Medic Mobile has a unique model. The company doesn’t focus on one specific mHealth application. Rather, it provides a mobile software and technology platform for putting mHealth tools in the hands of community health workers (CHWs), and lets organizations find innovative ways to use them.
As I scan the news feeds for new technology trends, I keep finding myself coming back to developing economies in Africa and Asia. As mobile network operators expand wireless services in these regions and mobile phone ownership grows, people continue to find new and amazing ways to use mobile networks to solve unique problems. Take healthcare.
In many rural and remote areas in Sub-Saharan Africa and South and Southeast Asia, patients suffer from a multitude of healthcare challenges: lack of skilled physicians, lack of access to healthcare technologies, and lack of personalized healthcare information. But if there were ever a set of problems that mobile technology could address, this is it.
Once upon a time in the days of Opie and Andy, doctors made house calls. I’ve seen it on TV, so it must be true. Now, a doctor visit usually requires that you do the visiting to a clinic, office, or hospital. An initial appointment may result in referrals for tests or to specialists – more visits, parking lots, waiting rooms. Sometimes your information gets transferred along, sometimes it doesn’t.
Mobile devices are showing up everywhere, healthcare included. There’s even a new word: mHealth. (We had e-everything in the early 2000s, then came along iSomething, so let’s now move further into the alphabet with mWords.) Read More »
Historically Healthcare has the reputation of being behind the technology curve, however the next-generation worker is now driving the demand for the Bring Your Own Device business model.
“What? That’s crazy talk! How do I maintain a controlled secure environment?”Exclaims the IT Manager.
This new age of social intelligence and the evolution of social networks and mobility bring the expectation of free choice among the work force. Workers are putting the pressure on organizations for interoperability between the enterprise network and the devices of their choosing.
Today the average person on the planet has 1.8 devices on today’s networks connecting over 13 billion devices in total.

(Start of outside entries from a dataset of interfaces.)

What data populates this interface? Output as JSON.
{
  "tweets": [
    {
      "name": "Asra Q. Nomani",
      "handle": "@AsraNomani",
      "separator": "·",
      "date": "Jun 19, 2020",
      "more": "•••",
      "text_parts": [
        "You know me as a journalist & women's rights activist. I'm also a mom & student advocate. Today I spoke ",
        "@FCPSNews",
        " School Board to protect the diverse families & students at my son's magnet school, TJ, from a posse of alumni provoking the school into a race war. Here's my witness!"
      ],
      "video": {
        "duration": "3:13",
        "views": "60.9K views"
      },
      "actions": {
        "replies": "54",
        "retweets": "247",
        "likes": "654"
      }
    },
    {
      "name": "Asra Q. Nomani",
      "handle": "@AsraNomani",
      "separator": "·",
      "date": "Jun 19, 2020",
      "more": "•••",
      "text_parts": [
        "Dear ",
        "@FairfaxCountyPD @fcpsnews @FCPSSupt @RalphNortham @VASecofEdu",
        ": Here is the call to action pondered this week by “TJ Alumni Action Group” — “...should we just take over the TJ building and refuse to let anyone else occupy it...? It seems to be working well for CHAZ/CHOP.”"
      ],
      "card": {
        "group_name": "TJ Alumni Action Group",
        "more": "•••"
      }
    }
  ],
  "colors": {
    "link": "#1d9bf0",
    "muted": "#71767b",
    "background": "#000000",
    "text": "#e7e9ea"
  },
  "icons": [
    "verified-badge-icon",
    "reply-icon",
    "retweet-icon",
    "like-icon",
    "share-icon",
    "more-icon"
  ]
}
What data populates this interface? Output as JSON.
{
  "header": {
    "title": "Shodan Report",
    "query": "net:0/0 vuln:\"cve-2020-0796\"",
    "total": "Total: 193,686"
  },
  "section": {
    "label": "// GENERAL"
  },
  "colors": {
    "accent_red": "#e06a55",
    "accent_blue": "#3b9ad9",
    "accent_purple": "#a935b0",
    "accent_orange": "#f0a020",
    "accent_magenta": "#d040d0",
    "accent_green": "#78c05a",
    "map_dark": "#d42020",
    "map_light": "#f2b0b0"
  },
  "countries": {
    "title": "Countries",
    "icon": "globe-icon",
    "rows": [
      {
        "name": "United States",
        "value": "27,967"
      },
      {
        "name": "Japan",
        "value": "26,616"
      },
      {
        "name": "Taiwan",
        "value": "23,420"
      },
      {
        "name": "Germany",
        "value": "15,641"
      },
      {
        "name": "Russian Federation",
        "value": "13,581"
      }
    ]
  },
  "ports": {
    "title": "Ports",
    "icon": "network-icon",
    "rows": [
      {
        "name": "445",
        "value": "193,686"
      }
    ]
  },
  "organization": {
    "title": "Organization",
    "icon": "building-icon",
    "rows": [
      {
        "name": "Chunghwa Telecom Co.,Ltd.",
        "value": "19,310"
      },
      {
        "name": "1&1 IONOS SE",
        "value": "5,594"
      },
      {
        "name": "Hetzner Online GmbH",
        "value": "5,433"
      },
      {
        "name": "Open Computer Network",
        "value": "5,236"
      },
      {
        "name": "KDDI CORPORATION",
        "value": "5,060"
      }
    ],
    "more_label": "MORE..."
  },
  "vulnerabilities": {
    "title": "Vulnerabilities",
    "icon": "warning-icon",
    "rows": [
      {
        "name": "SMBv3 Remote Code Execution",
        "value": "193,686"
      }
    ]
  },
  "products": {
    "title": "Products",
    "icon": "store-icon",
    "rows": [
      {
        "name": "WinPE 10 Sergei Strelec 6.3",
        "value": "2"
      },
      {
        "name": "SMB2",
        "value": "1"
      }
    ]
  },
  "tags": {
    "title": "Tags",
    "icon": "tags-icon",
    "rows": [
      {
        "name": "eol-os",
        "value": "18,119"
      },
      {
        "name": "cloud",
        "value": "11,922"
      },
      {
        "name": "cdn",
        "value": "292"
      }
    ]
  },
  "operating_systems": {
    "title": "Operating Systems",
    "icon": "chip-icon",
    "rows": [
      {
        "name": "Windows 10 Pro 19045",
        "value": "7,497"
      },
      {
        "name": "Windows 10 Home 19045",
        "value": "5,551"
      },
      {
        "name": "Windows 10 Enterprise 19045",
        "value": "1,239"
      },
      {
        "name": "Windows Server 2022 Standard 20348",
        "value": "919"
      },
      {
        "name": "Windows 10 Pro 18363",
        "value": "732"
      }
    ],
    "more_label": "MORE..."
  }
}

By the year 2015 that number is expected to rise to 25 billion equating to 3.47 devices per person. Read More »